We don’t report a lack of infrastructure or medicine as a cause of death. Let’s presume that a person died due to lack of oxygen or medicine, there is no system to report that. The doctor will never write the person died as he or she didn’t get such or such medicine.
As doctors, we have been taught to avoid mentioning the Mode of dying as the cause of death. The mode of dying doesn’t tell you about the disease due to which the person has died.
Q: Don’t you think instead of saying that no one died due to a shortage of Oxygen, the Minster should have said that there was no system of reporting death due to lack of Oxygen?
A: Yes, that would have been a wise statement. The minister could have expanded her statement a little more to state that "...though some people may have died due to the non-availability of Oxygen initially, our death registry doesn't capture that kind of data."
Q: Do you think during an unprecedented situation like the one we faced during the second wave, the ICMR or the Health Ministry should have instructed the state governments and hospitals to keep a record of all such deaths which happened due to shortage of Oxygen?

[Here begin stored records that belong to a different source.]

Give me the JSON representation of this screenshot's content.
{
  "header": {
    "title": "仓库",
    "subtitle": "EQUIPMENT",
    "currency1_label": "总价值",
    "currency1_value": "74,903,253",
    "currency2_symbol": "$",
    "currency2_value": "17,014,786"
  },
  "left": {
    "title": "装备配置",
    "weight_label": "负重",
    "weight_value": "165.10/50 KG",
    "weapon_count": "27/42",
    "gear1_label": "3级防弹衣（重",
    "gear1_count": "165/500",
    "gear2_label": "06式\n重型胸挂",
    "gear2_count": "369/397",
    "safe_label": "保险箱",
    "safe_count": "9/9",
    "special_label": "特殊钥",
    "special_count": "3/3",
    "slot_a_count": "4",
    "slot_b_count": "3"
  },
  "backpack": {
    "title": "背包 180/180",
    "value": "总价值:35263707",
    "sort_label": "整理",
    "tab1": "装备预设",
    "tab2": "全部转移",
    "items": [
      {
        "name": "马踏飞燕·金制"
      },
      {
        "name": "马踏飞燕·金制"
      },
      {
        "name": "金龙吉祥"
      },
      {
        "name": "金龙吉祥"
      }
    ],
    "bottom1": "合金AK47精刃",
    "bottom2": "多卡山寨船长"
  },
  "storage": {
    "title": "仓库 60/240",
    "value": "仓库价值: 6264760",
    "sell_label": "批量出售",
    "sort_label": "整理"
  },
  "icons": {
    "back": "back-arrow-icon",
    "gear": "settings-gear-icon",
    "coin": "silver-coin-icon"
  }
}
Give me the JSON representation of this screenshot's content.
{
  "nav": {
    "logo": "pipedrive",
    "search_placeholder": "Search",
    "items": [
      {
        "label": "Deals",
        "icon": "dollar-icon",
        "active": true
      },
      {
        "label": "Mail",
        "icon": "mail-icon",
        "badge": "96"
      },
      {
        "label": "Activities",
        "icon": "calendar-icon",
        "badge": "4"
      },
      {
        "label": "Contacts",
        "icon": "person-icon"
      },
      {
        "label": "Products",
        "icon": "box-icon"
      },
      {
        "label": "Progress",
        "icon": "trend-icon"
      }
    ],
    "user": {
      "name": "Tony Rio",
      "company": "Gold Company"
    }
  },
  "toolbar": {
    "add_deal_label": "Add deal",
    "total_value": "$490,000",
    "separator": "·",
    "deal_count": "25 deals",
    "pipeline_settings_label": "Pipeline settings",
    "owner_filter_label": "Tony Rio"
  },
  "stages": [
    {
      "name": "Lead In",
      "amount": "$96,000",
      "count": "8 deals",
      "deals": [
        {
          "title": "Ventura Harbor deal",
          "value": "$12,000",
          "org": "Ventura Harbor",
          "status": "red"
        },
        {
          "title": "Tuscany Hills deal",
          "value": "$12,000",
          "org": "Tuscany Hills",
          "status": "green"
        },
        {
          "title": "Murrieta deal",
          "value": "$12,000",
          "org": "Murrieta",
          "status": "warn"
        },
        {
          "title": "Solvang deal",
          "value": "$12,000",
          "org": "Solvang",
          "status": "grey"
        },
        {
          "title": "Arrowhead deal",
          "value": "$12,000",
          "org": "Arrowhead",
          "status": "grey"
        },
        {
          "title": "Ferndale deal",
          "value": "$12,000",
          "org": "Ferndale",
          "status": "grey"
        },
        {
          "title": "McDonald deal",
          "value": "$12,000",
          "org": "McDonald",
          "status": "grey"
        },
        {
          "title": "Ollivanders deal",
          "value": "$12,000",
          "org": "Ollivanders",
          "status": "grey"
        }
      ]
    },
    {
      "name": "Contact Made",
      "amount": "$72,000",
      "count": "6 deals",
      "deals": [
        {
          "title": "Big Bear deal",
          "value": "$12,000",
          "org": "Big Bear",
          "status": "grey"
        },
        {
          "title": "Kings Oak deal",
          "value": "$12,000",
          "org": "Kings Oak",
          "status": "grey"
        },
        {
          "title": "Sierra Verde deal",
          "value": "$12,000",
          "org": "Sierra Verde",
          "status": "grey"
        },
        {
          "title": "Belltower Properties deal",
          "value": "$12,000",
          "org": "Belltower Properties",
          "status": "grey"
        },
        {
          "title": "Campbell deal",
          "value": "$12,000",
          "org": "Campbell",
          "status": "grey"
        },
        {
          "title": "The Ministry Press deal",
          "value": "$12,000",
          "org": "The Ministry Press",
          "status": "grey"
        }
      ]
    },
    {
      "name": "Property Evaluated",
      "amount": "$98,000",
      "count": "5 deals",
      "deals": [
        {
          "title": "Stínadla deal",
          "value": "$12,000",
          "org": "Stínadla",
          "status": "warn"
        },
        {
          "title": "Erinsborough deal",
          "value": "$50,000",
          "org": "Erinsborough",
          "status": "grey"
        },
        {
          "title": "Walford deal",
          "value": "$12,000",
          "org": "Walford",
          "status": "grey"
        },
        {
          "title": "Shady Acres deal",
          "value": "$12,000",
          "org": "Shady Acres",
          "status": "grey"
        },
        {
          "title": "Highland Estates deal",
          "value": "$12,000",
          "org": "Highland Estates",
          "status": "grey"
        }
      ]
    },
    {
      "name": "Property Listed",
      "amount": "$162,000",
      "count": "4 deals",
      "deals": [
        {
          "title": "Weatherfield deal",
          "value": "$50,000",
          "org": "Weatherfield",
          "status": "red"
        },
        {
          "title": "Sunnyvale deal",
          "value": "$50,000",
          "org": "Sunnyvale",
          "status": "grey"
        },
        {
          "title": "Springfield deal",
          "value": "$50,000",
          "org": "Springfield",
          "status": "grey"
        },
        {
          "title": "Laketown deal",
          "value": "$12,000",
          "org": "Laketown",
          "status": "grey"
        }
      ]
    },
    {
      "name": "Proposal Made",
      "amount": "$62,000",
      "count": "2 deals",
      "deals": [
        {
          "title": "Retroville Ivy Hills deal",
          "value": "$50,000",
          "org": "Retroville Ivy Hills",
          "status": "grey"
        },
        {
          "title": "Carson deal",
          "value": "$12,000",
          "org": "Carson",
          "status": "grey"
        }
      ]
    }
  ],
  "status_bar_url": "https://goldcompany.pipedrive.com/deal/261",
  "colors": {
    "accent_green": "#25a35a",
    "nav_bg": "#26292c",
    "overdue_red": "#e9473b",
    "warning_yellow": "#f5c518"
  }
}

A: Yes. That should have been an addendum to the death records and basically, interpretation of the situation surrounding the medical care during the thick of the pandemic and the worst time humanity ever faced the scarcity of Oxygen.
Autopsy or post-mortem can help in cases when the cause of death cannot be ascertained. However, in Covid-19 hardly any autopsies are done due to the fear instilled since the pandemic began, once again due to ICMR guidelines on how dead bodies of Covid-19 patients should be disposed of. At least a few representative Post-Mortems should be done to guide the medical caregivers as well as the authorities. Asphyxia can be then noted in post mortem findings in such cases.
Q: Why did the states, especially those who are in the opposition, not come forward and oppose the Minister’s statement?
A: I am not competent to answer such a question, as I am neither in politics nor in any government position.
Q: Now since there are talks of next waves also, do you think the ICMR or the Health Ministry should rectify the guideline so that at least the country will know the extent of human loss, if any, due to Oxygen shortage in the future?
A: Not necessarily. As the Medical Certification of Cause of Death (MCCD) is an internationally accepted and universal system. However, parallel information can be generated and transmitted from local to state and state to the centre.
Q: Also, do you think a thorough country-wide investigation is required to find out deaths caused by the shortage of Oxygen now?
A: Ideally yes, but practically difficult. Sometimes, death is due to multi-factorial causes, and oxygen can be one of them. Someone can die awaiting an ambulance or the ambulance stuck in traffic or the hospital before being attended by a doctor/healthcare worker. However, it’s very difficult to capture such things as statistics.
Human face and suffering should get priority over statistics and numbers, as there is a German phrase "Statistics do not make you laugh and the figures do not make you cry, it’s the human sufferings that is important".